But someone actually made the cake

And not to kick one birdcage liner too hard, but miracle fruit looks to be the Tasmanian devil of food news. I read about those poor creatures and their contagious cancer first in Harper’s, then on the Guardian, then on the front page of the Journal. This “scoop” seems to be traveling in the opposite direction. Coming soon: Artichokes will muck up the taste of your wine! Oh, and that ricotta? I guess chefs must read Metropolitan Home from way back. And the good ones traverse the Greenmarket rather than making Polly-O facsimiles themselves.

Pardon my fromage

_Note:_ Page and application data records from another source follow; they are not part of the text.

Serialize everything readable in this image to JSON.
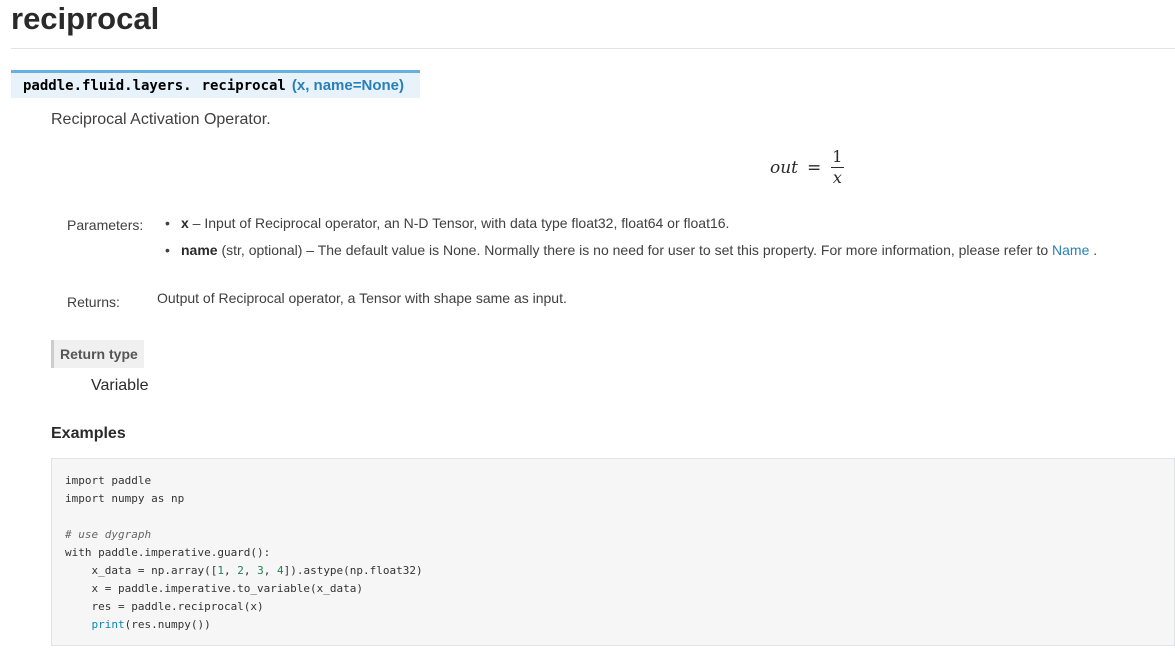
{
  "page": {
    "title": "reciprocal"
  },
  "signature": {
    "module_prefix": "paddle.fluid.layers.",
    "func_name": "reciprocal",
    "params": "(x, name=None)"
  },
  "description": "Reciprocal Activation Operator.",
  "formula": {
    "lhs": "out",
    "equals": "=",
    "numerator": "1",
    "denominator": "x"
  },
  "fields": {
    "parameters_label": "Parameters:",
    "parameters": [
      {
        "bullet": "•",
        "name": "x",
        "sep": " – ",
        "text": "Input of Reciprocal operator, an N-D Tensor, with data type float32, float64 or float16."
      },
      {
        "bullet": "•",
        "name": "name",
        "text": " (str, optional) – The default value is None. Normally there is no need for user to set this property. For more information, please refer to ",
        "link": "Name",
        "tail": " ."
      }
    ],
    "returns_label": "Returns:",
    "returns_text": "Output of Reciprocal operator, a Tensor with shape same as input."
  },
  "return_type": {
    "label": "Return type",
    "value": "Variable"
  },
  "examples": {
    "title": "Examples",
    "code": {
      "l1": "import paddle",
      "l2": "import numpy as np",
      "l4": "# use dygraph",
      "l5": "with paddle.imperative.guard():",
      "l6_a": "    x_data = np.array([",
      "l6_n1": "1",
      "l6_n2": "2",
      "l6_n3": "3",
      "l6_n4": "4",
      "l6_sep": ", ",
      "l6_b": "]).astype(np.float32)",
      "l7": "    x = paddle.imperative.to_variable(x_data)",
      "l8": "    res = paddle.reciprocal(x)",
      "l9_indent": "    ",
      "l9_kw": "print",
      "l9_rest": "(res.numpy())"
    }
  }
}
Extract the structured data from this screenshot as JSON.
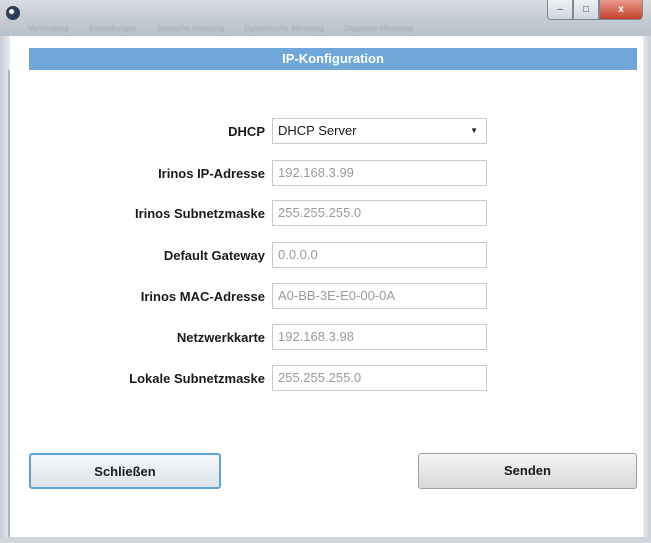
{
  "window": {
    "tabs_blurred": [
      "Verbindung",
      "Einstellungen",
      "Statische Messung",
      "Dynamische Messung",
      "Diagnose-Messung"
    ],
    "buttons": {
      "minimize": "–",
      "maximize": "□",
      "close": "x"
    }
  },
  "header": {
    "title": "IP-Konfiguration"
  },
  "form": {
    "dhcp": {
      "label": "DHCP",
      "value": "DHCP Server",
      "arrow": "▼"
    },
    "ip": {
      "label": "Irinos IP-Adresse",
      "value": "192.168.3.99"
    },
    "subnet": {
      "label": "Irinos Subnetzmaske",
      "value": "255.255.255.0"
    },
    "gateway": {
      "label": "Default Gateway",
      "value": "0.0.0.0"
    },
    "mac": {
      "label": "Irinos MAC-Adresse",
      "value": "A0-BB-3E-E0-00-0A"
    },
    "nic": {
      "label": "Netzwerkkarte",
      "value": "192.168.3.98"
    },
    "local_subnet": {
      "label": "Lokale Subnetzmaske",
      "value": "255.255.255.0"
    }
  },
  "actions": {
    "close_label": "Schließen",
    "send_label": "Senden"
  },
  "colors": {
    "header": "#6fa8d8",
    "focus_border": "#5ea3d8",
    "close_btn": "#c5402c"
  }
}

This was a good week for flacks with Upper West Side food emporiums to sell. Zabar’s got both the broadsheet and the tab (maybe more?) to take the same bait. (Q&A ruled.) And the propaganda catapulter for the book coming soon from my favorite grocer gets mega-points for deftest dodging in describing Bedlam on Broadway. “Memorable” and “incredibly unique experience” would certainly apply to my last expedition — within three minutes of walking in, I had steered an older man in a suit with a shopping list in his hand and wife-fear on his face first to the romaine, then to the arugula, and then I was muscling my way to the portobellos when I heard “move your fucking cart!” and turned to see a Sydney Pollack look-alike in ridiculous shorts waving his fist at a black church lady slowly picking through the onions. Her howling response: “You son of a bitch!” Yep, like no other market.